Lord Lawson has called for a completion of the Thatcher Revolution, with the sweeping away of many of the EU rules, though others have been more cautious. Given the expectations of economic growth and of the increased exercise of sovereignty, HMG might undertake wider legal reforms, which would open the way to lobbying by vested interests, primarily the large operators. In the absence of alternative proposals, the risk is of ministers succumbing to promises of better outcomes if regulatory burdens devised by the EU were to be judiciously raised or swept away. There is very little capacity in non-governmental bodies or in universities to analyse such proposals and the few discussions presently underway are exclusively in London and already dominated by vested interests.
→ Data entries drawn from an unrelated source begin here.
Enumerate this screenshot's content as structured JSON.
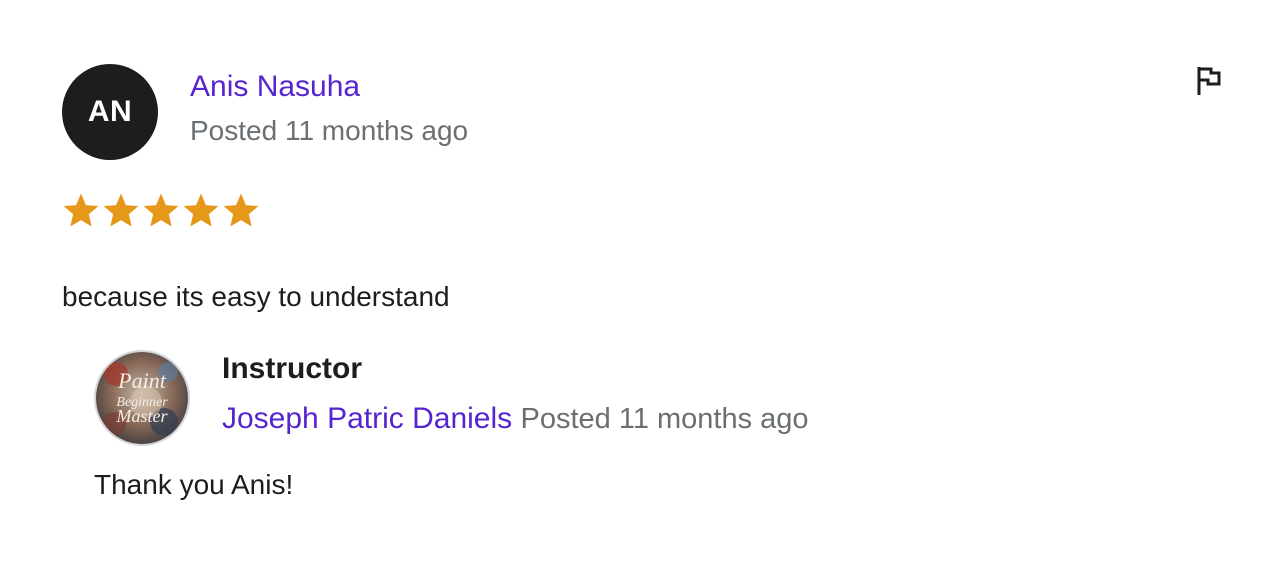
{
  "review": {
    "avatar_initials": "AN",
    "reviewer_name": "Anis Nasuha",
    "posted": "Posted 11 months ago",
    "rating": 5,
    "rating_max": 5,
    "star_color": "#e59819",
    "comment": "because its easy to understand",
    "report_icon": "flag-icon"
  },
  "response": {
    "avatar_text_lines": [
      "Paint",
      "Beginner",
      "Master"
    ],
    "role": "Instructor",
    "instructor_name": "Joseph Patric Daniels",
    "posted": "Posted 11 months ago",
    "text": "Thank you Anis!"
  },
  "colors": {
    "link": "#5624d0",
    "muted": "#6a6f73",
    "text": "#1c1d1f"
  }
}
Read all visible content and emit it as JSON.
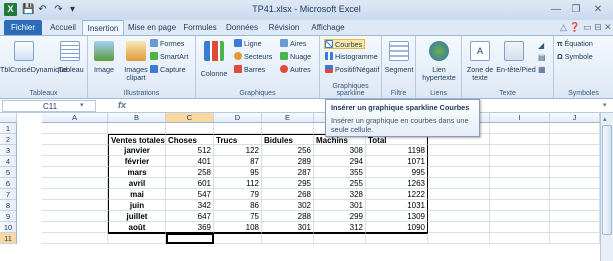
{
  "window": {
    "title": "TP41.xlsx - Microsoft Excel",
    "qat": [
      "💾",
      "↶",
      "↷",
      "▾"
    ],
    "controls": [
      "—",
      "❐",
      "✕"
    ]
  },
  "tabs": [
    "Fichier",
    "Accueil",
    "Insertion",
    "Mise en page",
    "Formules",
    "Données",
    "Révision",
    "Affichage"
  ],
  "ribbon": {
    "tableaux": {
      "label": "Tableaux",
      "tcd": "TblCroiséDynamique",
      "tableau": "Tableau"
    },
    "illustrations": {
      "label": "Illustrations",
      "image": "Image",
      "images": "Images clipart",
      "formes": "Formes",
      "smartart": "SmartArt",
      "capture": "Capture"
    },
    "graphiques": {
      "label": "Graphiques",
      "colonne": "Colonne",
      "ligne": "Ligne",
      "secteurs": "Secteurs",
      "barres": "Barres",
      "aires": "Aires",
      "nuage": "Nuage",
      "autres": "Autres"
    },
    "sparkline": {
      "label": "Graphiques sparkline",
      "courbes": "Courbes",
      "histogramme": "Histogramme",
      "positif": "Positif/Négatif"
    },
    "filtre": {
      "label": "Filtre",
      "segment": "Segment"
    },
    "liens": {
      "label": "Liens",
      "lien": "Lien hypertexte"
    },
    "texte": {
      "label": "Texte",
      "zone": "Zone de texte",
      "entete": "En-tête/Pied"
    },
    "symboles": {
      "label": "Symboles",
      "equation": "Équation",
      "symbole": "Symbole"
    }
  },
  "formula": {
    "cell": "C11",
    "fx": "fx",
    "value": ""
  },
  "tooltip": {
    "title": "Insérer un graphique sparkline Courbes",
    "body": "Insérer un graphique en courbes dans une seule cellule."
  },
  "columns": [
    "A",
    "B",
    "C",
    "D",
    "E",
    "F",
    "G",
    "H",
    "I",
    "J"
  ],
  "rows": [
    "1",
    "2",
    "3",
    "4",
    "5",
    "6",
    "7",
    "8",
    "9",
    "10",
    "11"
  ],
  "table": {
    "headers": [
      "Ventes totales",
      "Choses",
      "Trucs",
      "Bidules",
      "Machins",
      "Total"
    ],
    "data": [
      [
        "janvier",
        "512",
        "122",
        "256",
        "308",
        "1198"
      ],
      [
        "février",
        "401",
        "87",
        "289",
        "294",
        "1071"
      ],
      [
        "mars",
        "258",
        "95",
        "287",
        "355",
        "995"
      ],
      [
        "avril",
        "601",
        "112",
        "295",
        "255",
        "1263"
      ],
      [
        "mai",
        "547",
        "79",
        "268",
        "328",
        "1222"
      ],
      [
        "juin",
        "342",
        "86",
        "302",
        "301",
        "1031"
      ],
      [
        "juillet",
        "647",
        "75",
        "288",
        "299",
        "1309"
      ],
      [
        "août",
        "369",
        "108",
        "301",
        "312",
        "1090"
      ]
    ]
  },
  "colors": {
    "accent": "#2b6cb8",
    "selection": "#f9d99f",
    "highlight": "#fbe9a3"
  }
}
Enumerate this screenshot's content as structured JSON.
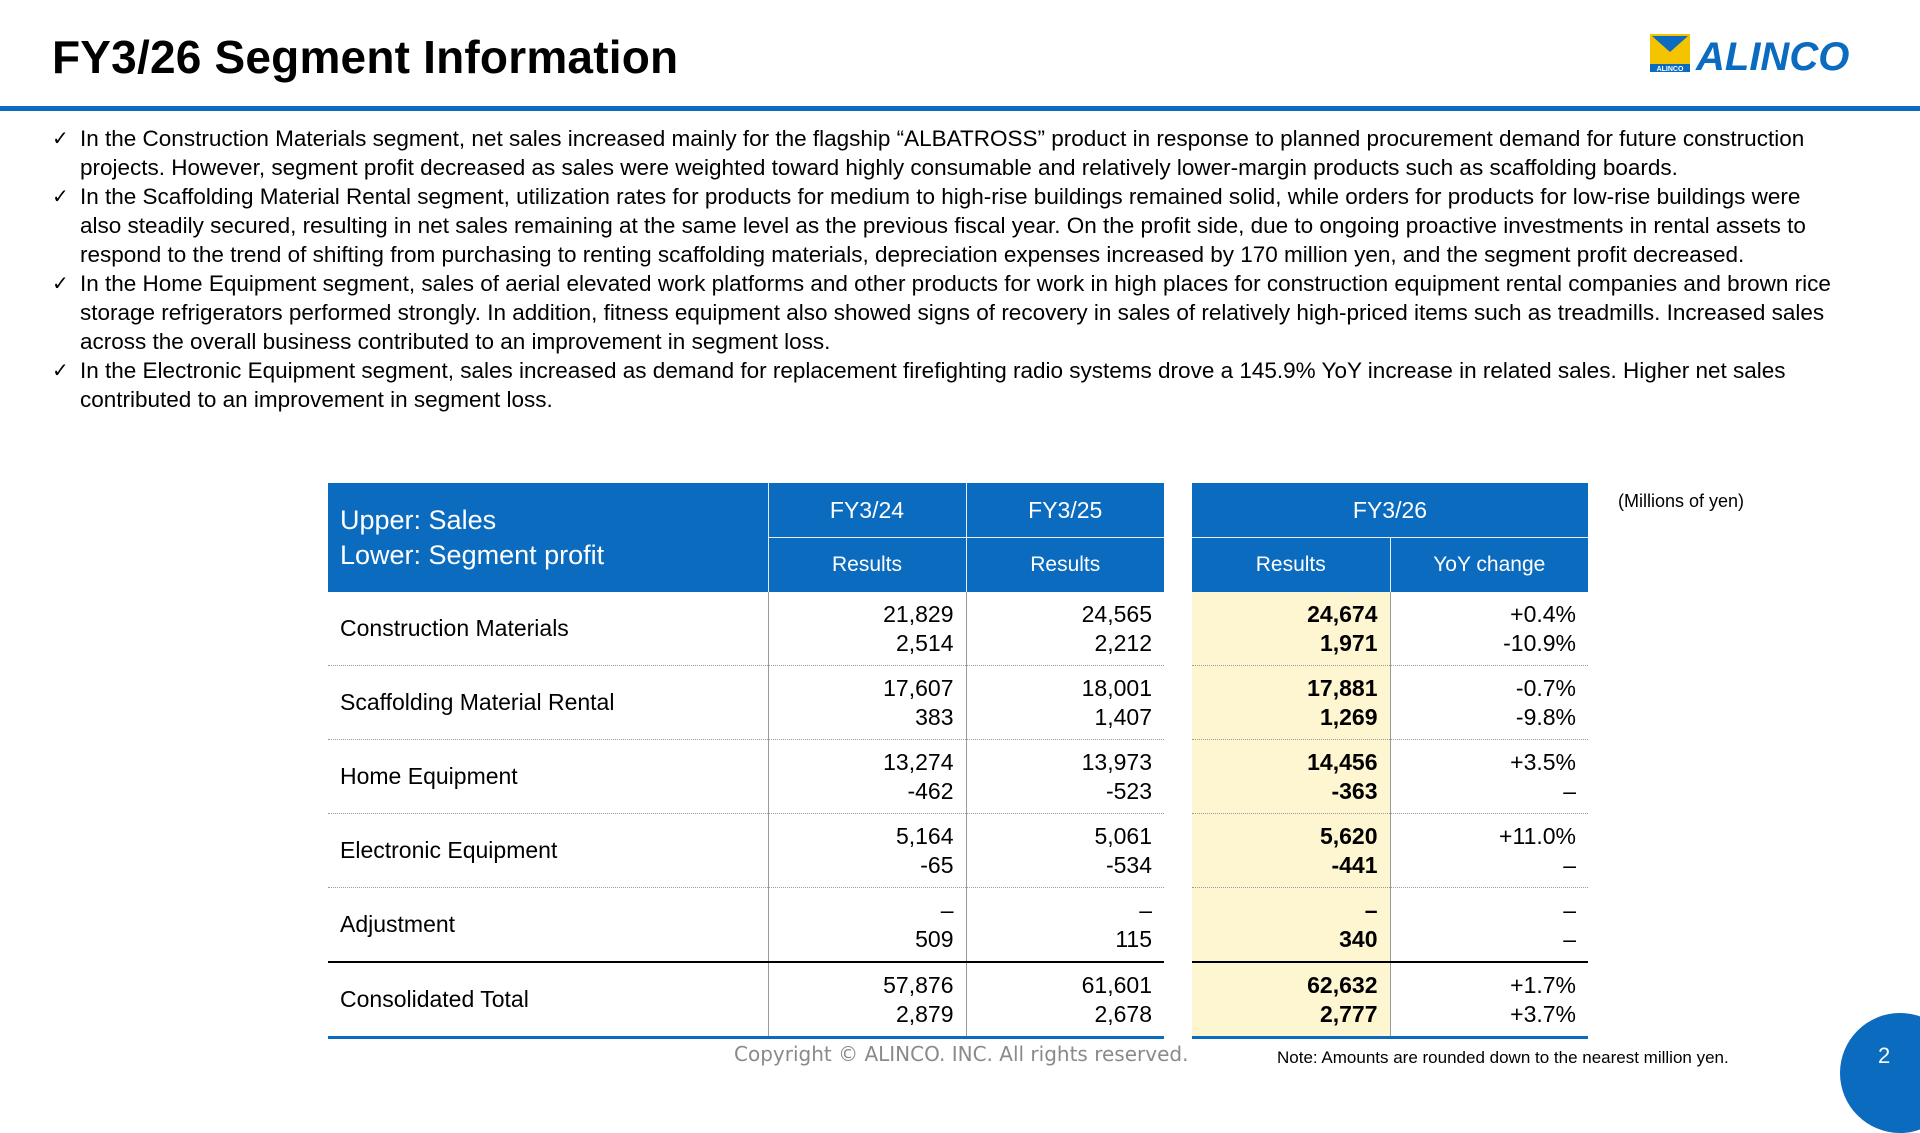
{
  "header": {
    "title": "FY3/26 Segment Information",
    "logo_text": "ALINCO",
    "logo_small": "ALINCO"
  },
  "bullets": [
    {
      "icon": "check-icon",
      "text": "In the Construction Materials segment, net sales increased mainly for the flagship “ALBATROSS” product in response to planned procurement demand for future construction projects. However, segment profit decreased as sales were weighted toward highly consumable and relatively lower-margin products such as scaffolding boards."
    },
    {
      "icon": "check-icon",
      "text": "In the Scaffolding Material Rental segment, utilization rates for products for medium to high-rise buildings remained solid, while orders for products for low-rise buildings were also steadily secured, resulting in net sales remaining at the same level as the previous fiscal year. On the profit side, due to ongoing proactive investments in rental assets to respond to the trend of shifting from purchasing to renting scaffolding materials, depreciation expenses increased by 170 million yen, and the segment profit decreased."
    },
    {
      "icon": "check-icon",
      "text": "In the Home Equipment segment, sales of aerial elevated work platforms and other products for work in high places for construction equipment rental companies and brown rice storage refrigerators performed strongly. In addition, fitness equipment also showed signs of recovery in sales of relatively high-priced items such as treadmills. Increased sales across the overall business contributed to an improvement in segment loss."
    },
    {
      "icon": "check-icon",
      "text": "In the Electronic Equipment segment, sales increased as demand for replacement firefighting radio systems drove a 145.9% YoY increase in related sales. Higher net sales contributed to an improvement in segment loss."
    }
  ],
  "units": "(Millions of yen)",
  "table": {
    "corner_line1": "Upper: Sales",
    "corner_line2": "Lower: Segment profit",
    "fy24": "FY3/24",
    "fy25": "FY3/25",
    "fy26": "FY3/26",
    "results": "Results",
    "yoy": "YoY change",
    "rows": [
      {
        "name": "Construction Materials",
        "fy24": [
          "21,829",
          "2,514"
        ],
        "fy25": [
          "24,565",
          "2,212"
        ],
        "fy26": [
          "24,674",
          "1,971"
        ],
        "yoy": [
          "+0.4%",
          "-10.9%"
        ]
      },
      {
        "name": "Scaffolding Material Rental",
        "fy24": [
          "17,607",
          "383"
        ],
        "fy25": [
          "18,001",
          "1,407"
        ],
        "fy26": [
          "17,881",
          "1,269"
        ],
        "yoy": [
          "-0.7%",
          "-9.8%"
        ]
      },
      {
        "name": "Home Equipment",
        "fy24": [
          "13,274",
          "-462"
        ],
        "fy25": [
          "13,973",
          "-523"
        ],
        "fy26": [
          "14,456",
          "-363"
        ],
        "yoy": [
          "+3.5%",
          "–"
        ]
      },
      {
        "name": "Electronic Equipment",
        "fy24": [
          "5,164",
          "-65"
        ],
        "fy25": [
          "5,061",
          "-534"
        ],
        "fy26": [
          "5,620",
          "-441"
        ],
        "yoy": [
          "+11.0%",
          "–"
        ]
      },
      {
        "name": "Adjustment",
        "fy24": [
          "–",
          "509"
        ],
        "fy25": [
          "–",
          "115"
        ],
        "fy26": [
          "–",
          "340"
        ],
        "yoy": [
          "–",
          "–"
        ]
      },
      {
        "name": "Consolidated Total",
        "fy24": [
          "57,876",
          "2,879"
        ],
        "fy25": [
          "61,601",
          "2,678"
        ],
        "fy26": [
          "62,632",
          "2,777"
        ],
        "yoy": [
          "+1.7%",
          "+3.7%"
        ]
      }
    ]
  },
  "footer": {
    "copyright": "Copyright © ALINCO. INC. All rights reserved.",
    "note": "Note: Amounts are rounded down to the nearest million yen.",
    "page": "2"
  },
  "colors": {
    "accent": "#0a6bbf",
    "highlight": "#fdf6d0",
    "logo_yellow": "#f5c400"
  }
}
One concern across the ICT sector is the prospective loss of access to the EU-wide pool of highly skilled labour needed in new ventures, in operators and in OFCOM. Loss of easy access to skilled labour could present significant problems, not least since it would take considerable time to train alternatives from the domestic labour pool.

The Brexit debate points to significant failings by the EC in the completion of the single market. It does not presents serious challenges for telecommunications, there being relatively few pan-European services that would be disrupted. The single markets for the various service sectors all look remarkably different.

The Department of Culture, Media and Sport needs to produce a green paper on telecommunications policy as quickly as practicable, with the parliamentary Culture, Media and Sport Committee conducting an inquiry that draws on a very wide range of inputs, much more than the ‘usual suspects’. The OECD should be invited to undertake a peer review of the regulatory system.


Ewan Sutherland A short note on Brexit: Telecommunications issues after the Referendum. (30 June 2016).

Ewan Sutherland A short note on telecommunications issues related to Brexit. (18 April 2016).

The Queen on the application of Santos v Chancellor for the Duchy Lancaster, CO/3281/2016, High Court of Justice, Queen’s Bench Division, Administrative Court (19th July 2016), before Sir Brian Leveson PQBD and Mr Justice Cranston.